The Coronavirus (Scotland) (No.2) Act 2020 grants permission for students living in purpose-built student accommodation to hand in 28-days’ notice to bring tenancies to an end earlier. The Act came to place in May 2020, but due to missing government guidance and specification of the Act’s terms, some accommodation providers decided to impose different terms on students seeking to end their tenancies.

Current government guidance prohibits students to return to their term time accommodation if they left to stay at their home address during winter break. This has resulted in many students paying for accommodation they now cannot stay in. 

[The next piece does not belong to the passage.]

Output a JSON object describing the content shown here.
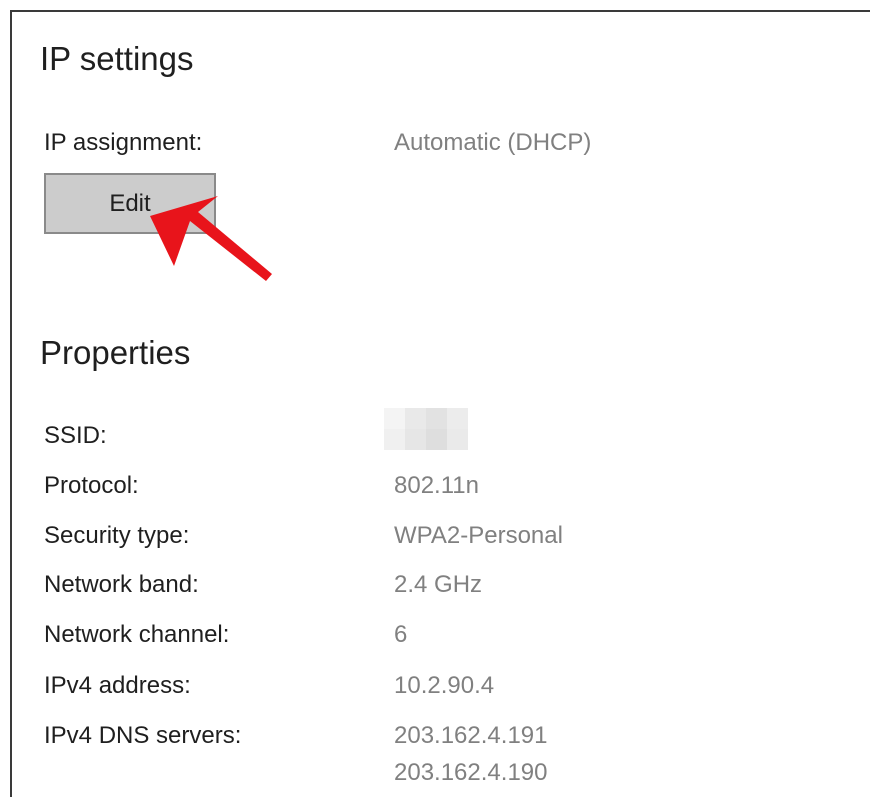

In a letter sent to students, Richard Lochhead – Minister for Further Education, Higher Education and Science – confirmed that university and college campuses and accommodation will be open only for students “who have remained over the winter break,” and other “exceptional” returners. He said: “The Act does not require students who wish to terminate their agreements to confirm what their reason relating to Coronavirus is. Nor does it require them to provide evidence of that reason, nor does it require accommodation providers to approve the reason. I, therefore, do not expect accommodation providers to ask for evidence from students or refuse to accept a notice due to a lack of reasons being given or because they disagree with the reasons being provided.”

However, several Scottish students previously reported that the accommodation provider asked them to provide additional evidence to terminate their lease agreements for reasons related to Covid-19. Such evidence included having to prove that their course was moved online for the rest of the semester, or that they were experiencing financial hardship due to the pandemic.

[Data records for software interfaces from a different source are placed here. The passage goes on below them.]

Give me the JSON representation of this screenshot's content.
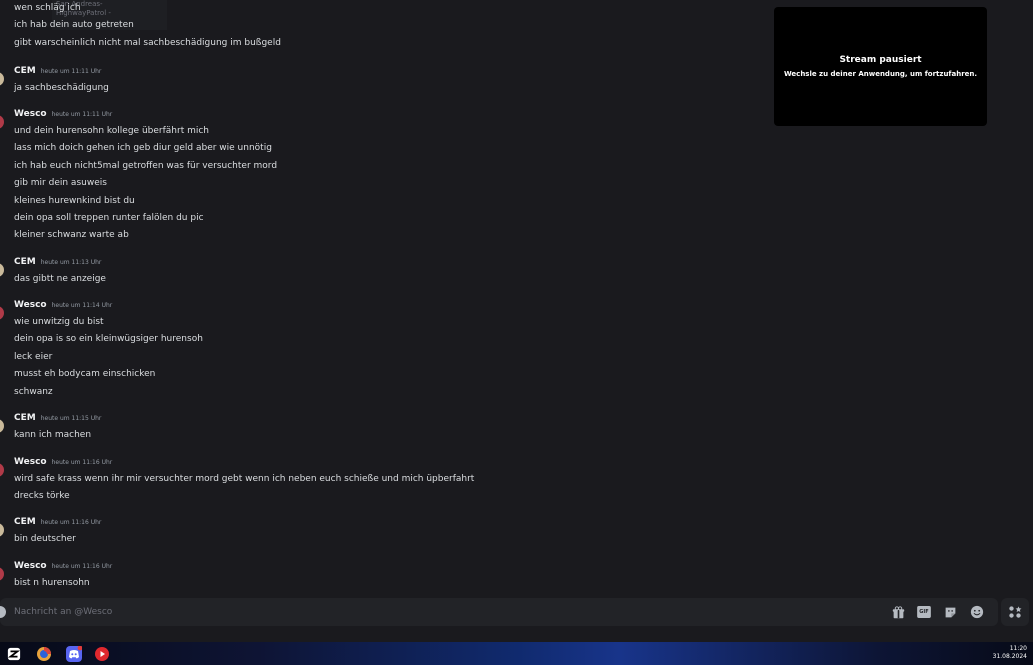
{
  "ghost_overlay": {
    "lines": [
      "San Andreas-",
      "HighwayPatrol -"
    ]
  },
  "messages": {
    "intro": {
      "lines": [
        "wen schläg ich",
        "ich hab dein auto getreten",
        "gibt warscheinlich nicht mal sachbeschädigung im bußgeld"
      ]
    },
    "m1": {
      "author": "CEM",
      "time": "heute um 11:11 Uhr",
      "lines": [
        "ja sachbeschädigung"
      ]
    },
    "m2": {
      "author": "Wesco",
      "time": "heute um 11:11 Uhr",
      "lines": [
        "und dein hurensohn kollege überfährt mich",
        "lass mich doich gehen ich geb diur geld aber wie unnötig",
        "ich hab euch nicht5mal getroffen was für versuchter mord",
        "gib mir dein asuweis",
        "kleines hurewnkind bist du",
        "dein opa soll treppen runter falölen du pic",
        "kleiner schwanz warte ab"
      ]
    },
    "m3": {
      "author": "CEM",
      "time": "heute um 11:13 Uhr",
      "lines": [
        "das gibtt ne anzeige"
      ]
    },
    "m4": {
      "author": "Wesco",
      "time": "heute um 11:14 Uhr",
      "lines": [
        "wie unwitzig du bist",
        "dein opa is so ein kleinwügsiger hurensoh",
        "leck eier",
        "musst eh bodycam einschicken",
        "schwanz"
      ]
    },
    "m5": {
      "author": "CEM",
      "time": "heute um 11:15 Uhr",
      "lines": [
        "kann ich machen"
      ]
    },
    "m6": {
      "author": "Wesco",
      "time": "heute um 11:16 Uhr",
      "lines": [
        "wird safe krass wenn ihr mir versuchter mord gebt wenn ich neben euch schieße und mich üpberfahrt",
        "drecks törke"
      ]
    },
    "m7": {
      "author": "CEM",
      "time": "heute um 11:16 Uhr",
      "lines": [
        "bin deutscher"
      ]
    },
    "m8": {
      "author": "Wesco",
      "time": "heute um 11:16 Uhr",
      "lines": [
        "bist n hurensohn"
      ]
    }
  },
  "stream": {
    "title": "Stream pausiert",
    "subtitle": "Wechsle zu deiner Anwendung, um fortzufahren."
  },
  "composer": {
    "placeholder": "Nachricht an @Wesco",
    "gif_label": "GIF"
  },
  "clock": {
    "time": "11:20",
    "date": "31.08.2024"
  },
  "colors": {
    "background": "#1a1a1e",
    "input": "#222327",
    "accent": "#5865f2",
    "taskbar": "#102a6e"
  }
}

As a response to the MSP’s letter and changed government guidance, a Unite Students spokesperson said: “We have a strong track record in supporting students and it’s been our priority throughout the Covid-19 pandemic. Our policy on this issue was revised a few weeks ago, in line with updated government guidance. 

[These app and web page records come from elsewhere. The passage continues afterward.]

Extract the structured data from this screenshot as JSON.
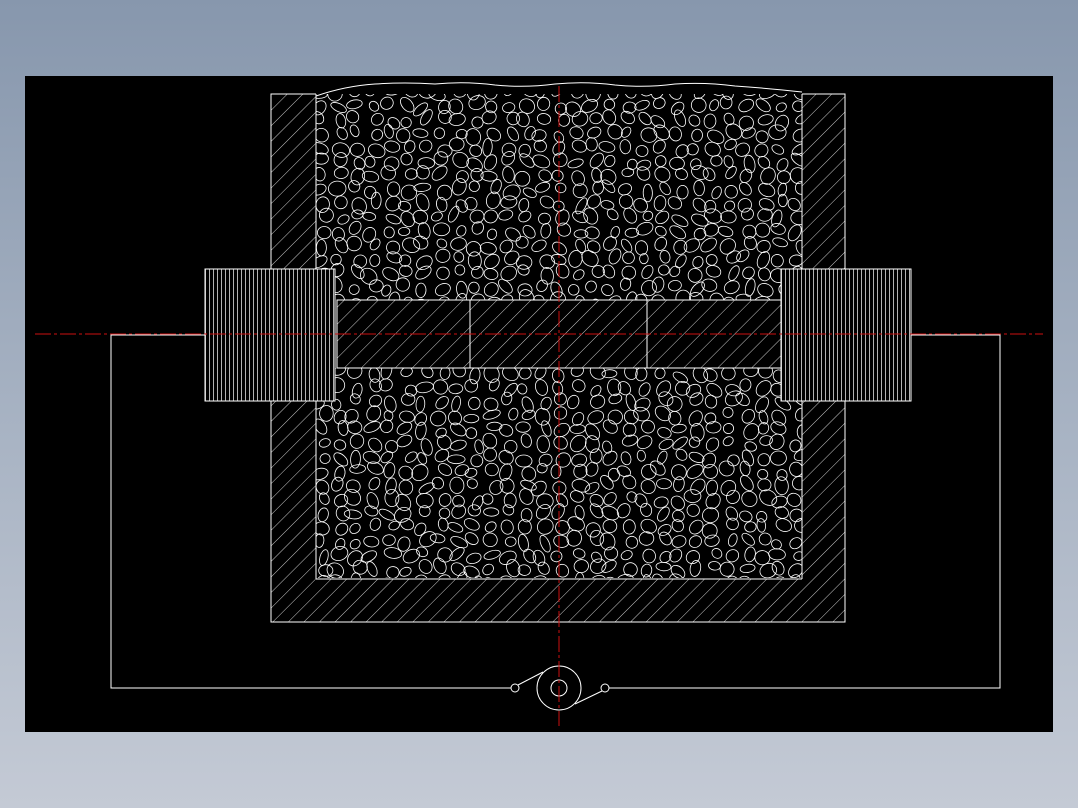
{
  "drawing": {
    "colors": {
      "background_outer": "#8797ad",
      "canvas": "#000000",
      "line": "#ffffff",
      "centerline": "#cc1111"
    },
    "parts": [
      {
        "id": "container",
        "pattern": "diagonal-hatch"
      },
      {
        "id": "granular-fill-upper",
        "pattern": "pebbles"
      },
      {
        "id": "granular-fill-lower",
        "pattern": "pebbles"
      },
      {
        "id": "core-bar",
        "pattern": "cross-hatch-3-segments"
      },
      {
        "id": "left-electrode",
        "pattern": "vertical-lines"
      },
      {
        "id": "right-electrode",
        "pattern": "vertical-lines"
      },
      {
        "id": "power-source",
        "symbol": "circle-with-switch"
      }
    ]
  }
}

“Our tenants in Scotland are not required to provide evidence to be released from their tenancy contracts due to Covid-19. However, our standard cancellation policy still applies for requests not related to Covid-19 and for those we may require further evidence on a case-by-case basis. Any student who is struggling financially should talk to us and contact their university student finance team for further support.”

For months, NUS Scotland and student unions across the country campaigned for the government to offer more support and guidance for students. Part of these efforts is NUS Scotland’s #StudentsDeserveBetter campaign. The campaign, among other things, appealed to student accommodation providers to be considerate towards students stuck in tenancy agreements for accommodation they cannot return to. 

Benn Rapson – VP Welfare at Strathclyde Student’s Association – sent an open letter to Unite Students urging the accommodation provider to “reconsider their position” after reports of students having to provide evidence to end their lease first emerged. Rapson has since additionally also established the Strathclyde Housing Action Group and the Greater Glasgow Student Tenants Union [GGSTU] to support students in taking action for fairer treatment from their accommodation providers.  

“This update to Scottish Government guidance is long overdue but welcome news for students seeking to leave their tenancies,” Rapson explained: “I’m glad to see that they have taken onboard the concerns I and others have raised via NUS Scotland.

“Regardless, the fact that students were left in this situation in the first place, by providers more interested in their own profits than the wellbeing of their tenants, will leave long lasting questions for students. It’s time to shift the balance of power by ensuring that students join tenants’ unions like the Greater Glasgow Student Tenants Union (GGSTU) and explore alternative forms of accommodation such as student housing co-operatives.”

Students needing assistance with a termination letter can find more information from Strath Union here.  

Any students wishing to join or find more information about the GGSTU are encouraged to visit the official Facebook page or contact VP Welfare Benn Rapson directly on Facebook or via strathunion.vpwelfare@strath.ac.uk